Michigan Workers Deserve Basic Protections

This op-ed column was originally published at LansingStateJournal.com

Rick Berman, CUF Executive Director

Senator Mike Shirkey is right: “[U]nions and employees both benefit when workers are as free to make their choice as unions are to make their case.”

And Michigan was right to pass right-to-work legislation in 2012. It enshrined workplace freedom into state labor law, guaranteeing employees the right to join a union or not.

This is neither pro- nor anti-union. In fact, the number of union members in Michigan actually increased from about 585,000 in 2014 to 621,000 in 2015 – a jump from 14.5 percent of the state workforce to 15.2 percent. It suggests two things: Employees often choose the union label even when they’re presented with a clear alternative and the loud cries of “union-busting” were premature.

But labor law is far from a finished product – even in states with right-to-work laws.

Employees today still aren’t guaranteed a secret ballot – whether they’re mulling union representation or weighing a strike vote. Labor organizers can scrap the private vote in favor of publicly staged “card check” procedures.
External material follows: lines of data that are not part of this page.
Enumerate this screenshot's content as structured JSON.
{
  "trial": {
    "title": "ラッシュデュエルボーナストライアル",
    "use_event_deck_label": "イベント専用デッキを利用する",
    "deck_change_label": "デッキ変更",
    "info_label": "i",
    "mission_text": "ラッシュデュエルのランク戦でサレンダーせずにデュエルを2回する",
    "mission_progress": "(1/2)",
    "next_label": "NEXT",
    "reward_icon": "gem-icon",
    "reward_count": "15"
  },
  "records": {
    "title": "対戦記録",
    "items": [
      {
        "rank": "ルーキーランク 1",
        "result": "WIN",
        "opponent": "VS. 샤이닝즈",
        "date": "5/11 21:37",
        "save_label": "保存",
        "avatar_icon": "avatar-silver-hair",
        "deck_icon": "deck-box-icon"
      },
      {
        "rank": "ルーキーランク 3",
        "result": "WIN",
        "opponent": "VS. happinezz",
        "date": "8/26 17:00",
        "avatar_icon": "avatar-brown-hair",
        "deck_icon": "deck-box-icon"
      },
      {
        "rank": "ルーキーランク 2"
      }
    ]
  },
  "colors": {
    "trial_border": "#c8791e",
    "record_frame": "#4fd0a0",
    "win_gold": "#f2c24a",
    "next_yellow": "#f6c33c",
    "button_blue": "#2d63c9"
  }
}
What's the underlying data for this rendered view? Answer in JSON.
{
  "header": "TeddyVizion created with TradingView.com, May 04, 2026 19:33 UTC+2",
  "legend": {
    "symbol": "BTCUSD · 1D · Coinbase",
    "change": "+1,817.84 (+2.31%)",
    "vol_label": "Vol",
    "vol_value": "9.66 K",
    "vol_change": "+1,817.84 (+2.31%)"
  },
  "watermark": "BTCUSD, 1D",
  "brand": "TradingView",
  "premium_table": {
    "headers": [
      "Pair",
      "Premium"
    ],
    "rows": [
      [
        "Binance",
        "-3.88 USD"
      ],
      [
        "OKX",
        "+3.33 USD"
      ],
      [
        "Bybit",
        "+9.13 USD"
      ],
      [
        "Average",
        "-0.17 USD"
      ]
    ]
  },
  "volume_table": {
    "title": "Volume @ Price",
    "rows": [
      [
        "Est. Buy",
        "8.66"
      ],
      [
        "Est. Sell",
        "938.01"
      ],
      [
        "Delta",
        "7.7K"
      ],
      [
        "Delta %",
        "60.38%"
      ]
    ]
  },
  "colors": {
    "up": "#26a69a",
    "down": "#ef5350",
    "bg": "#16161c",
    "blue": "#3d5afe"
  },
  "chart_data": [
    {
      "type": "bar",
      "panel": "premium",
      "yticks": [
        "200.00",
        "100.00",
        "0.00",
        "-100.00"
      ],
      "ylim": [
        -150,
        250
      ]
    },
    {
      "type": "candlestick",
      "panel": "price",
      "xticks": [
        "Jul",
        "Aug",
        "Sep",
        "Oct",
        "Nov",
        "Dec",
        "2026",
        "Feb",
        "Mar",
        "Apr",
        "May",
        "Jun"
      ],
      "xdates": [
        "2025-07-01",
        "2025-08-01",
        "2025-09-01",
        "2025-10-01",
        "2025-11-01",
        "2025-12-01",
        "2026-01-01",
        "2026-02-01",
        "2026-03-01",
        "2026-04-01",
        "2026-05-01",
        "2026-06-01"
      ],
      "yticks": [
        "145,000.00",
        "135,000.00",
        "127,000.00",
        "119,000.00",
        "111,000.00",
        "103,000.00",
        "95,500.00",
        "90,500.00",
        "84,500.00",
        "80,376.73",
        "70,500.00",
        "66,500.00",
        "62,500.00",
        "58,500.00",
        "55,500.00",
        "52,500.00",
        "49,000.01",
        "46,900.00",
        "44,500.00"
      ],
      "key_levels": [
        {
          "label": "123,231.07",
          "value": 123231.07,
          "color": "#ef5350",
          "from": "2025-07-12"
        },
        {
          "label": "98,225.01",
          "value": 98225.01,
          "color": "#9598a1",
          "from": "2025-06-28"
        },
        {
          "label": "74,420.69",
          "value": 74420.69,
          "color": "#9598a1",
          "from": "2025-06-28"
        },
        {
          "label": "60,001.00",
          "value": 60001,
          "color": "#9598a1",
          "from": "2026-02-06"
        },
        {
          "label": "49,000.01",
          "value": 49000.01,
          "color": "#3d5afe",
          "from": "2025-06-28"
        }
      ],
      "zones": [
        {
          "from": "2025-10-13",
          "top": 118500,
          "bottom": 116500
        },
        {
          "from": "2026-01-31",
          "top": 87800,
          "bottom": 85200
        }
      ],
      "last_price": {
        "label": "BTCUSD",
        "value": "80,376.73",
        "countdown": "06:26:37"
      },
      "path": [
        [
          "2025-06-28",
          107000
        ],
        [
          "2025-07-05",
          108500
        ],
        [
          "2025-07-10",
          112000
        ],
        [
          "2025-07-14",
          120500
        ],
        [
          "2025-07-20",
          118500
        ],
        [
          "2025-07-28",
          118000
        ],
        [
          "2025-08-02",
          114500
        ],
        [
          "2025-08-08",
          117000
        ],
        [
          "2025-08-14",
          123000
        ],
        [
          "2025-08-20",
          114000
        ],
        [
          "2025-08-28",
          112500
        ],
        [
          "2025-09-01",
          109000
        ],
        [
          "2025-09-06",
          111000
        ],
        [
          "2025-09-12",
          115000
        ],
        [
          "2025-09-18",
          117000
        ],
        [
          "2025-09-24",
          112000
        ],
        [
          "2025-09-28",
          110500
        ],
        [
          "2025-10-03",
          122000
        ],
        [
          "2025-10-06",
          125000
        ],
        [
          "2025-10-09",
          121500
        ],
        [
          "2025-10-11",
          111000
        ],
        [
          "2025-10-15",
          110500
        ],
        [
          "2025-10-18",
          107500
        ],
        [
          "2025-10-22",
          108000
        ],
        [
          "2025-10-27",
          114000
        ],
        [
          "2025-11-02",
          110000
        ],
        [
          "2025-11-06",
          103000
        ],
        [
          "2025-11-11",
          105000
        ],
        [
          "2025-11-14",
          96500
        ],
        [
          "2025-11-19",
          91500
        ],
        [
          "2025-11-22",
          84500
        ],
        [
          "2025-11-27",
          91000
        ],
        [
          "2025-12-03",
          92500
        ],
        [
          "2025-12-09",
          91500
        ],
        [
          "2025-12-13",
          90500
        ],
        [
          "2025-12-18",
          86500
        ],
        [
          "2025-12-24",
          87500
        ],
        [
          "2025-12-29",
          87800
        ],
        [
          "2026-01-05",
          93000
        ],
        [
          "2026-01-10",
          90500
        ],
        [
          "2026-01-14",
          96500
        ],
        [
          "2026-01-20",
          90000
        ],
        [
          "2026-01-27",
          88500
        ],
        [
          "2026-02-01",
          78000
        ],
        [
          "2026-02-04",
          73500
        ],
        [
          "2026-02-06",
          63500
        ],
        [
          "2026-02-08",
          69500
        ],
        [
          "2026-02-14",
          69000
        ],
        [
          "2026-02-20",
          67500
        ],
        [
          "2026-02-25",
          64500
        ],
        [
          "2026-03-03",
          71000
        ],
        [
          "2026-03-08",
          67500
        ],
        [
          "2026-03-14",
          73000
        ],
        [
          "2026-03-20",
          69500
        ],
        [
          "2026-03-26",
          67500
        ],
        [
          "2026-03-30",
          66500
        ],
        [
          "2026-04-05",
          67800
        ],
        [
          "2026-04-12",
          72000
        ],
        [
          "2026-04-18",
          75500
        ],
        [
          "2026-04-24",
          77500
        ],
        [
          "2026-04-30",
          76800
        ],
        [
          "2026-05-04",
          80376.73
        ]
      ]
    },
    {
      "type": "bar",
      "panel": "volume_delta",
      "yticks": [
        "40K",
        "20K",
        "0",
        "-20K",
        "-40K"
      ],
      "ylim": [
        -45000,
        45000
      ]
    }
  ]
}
And they do so in about 40 percent of union recognition “elections,” according to the National Labor Relations Board.

During union organizing campaigns, employees are even forced to hand over their personal information to labor organizers – which they often use to harass employees at home. There is no federal protection on the books for those who wish to keep their private information just that.

Fortunately, there is legislation before Congress which would solve the problem. It’s called the Employee Rights Act (ERA), a bill reintroduced by Sen. Orrin Hatch (R-UT) and Rep. Tom Price (R-GA) to update American labor law for the first time since the 1940s. The ERA is now co-sponsored by more than 120 Senators and members in Congress. It has been endorsed repeatedly on the 2016 campaign trail.

Its goal is simple: Protect employees by democratizing the workplace. This includes federally supervised secret ballot elections with no exceptions.

The ERA would also allow union members – about 40 percent of whom vote Republican in any given election cycle – to opt out of funding Big Labor’s political advocacy budget, which overwhelmingly supports pro-Democrat consulting firms, left-wing think tanks, and other liberal special interest groups. (A recent Center for Union Facts analysis found that Big Labor sent almost $420 million to these groups from 2012 to 2014.)

And the bill would require periodic re-certification votes to ensure that employees are completely satisfied with their union representation. Less than 10 percent of union members ever voted for the union now “representing” them, showing that many unions today are a relic of the past – left over long after the workplace has experienced massive turnover. As Sen. Shirkey notes, “it’s nearly impossible to change representation” or get rid of it altogether once a union infiltrates the workplace.

The ERA would remedy this injustice without attacking collective bargaining.

Recent polls suggest union members want change: The ERA’s key provisions hover around 80 percent approval among those in union households. The federal criminalization of union violence – another ERA mandate – is supported by almost 90 percent of these employees.

American workers deserve better – and they know it. It’s time to pass the Employee Rights Act.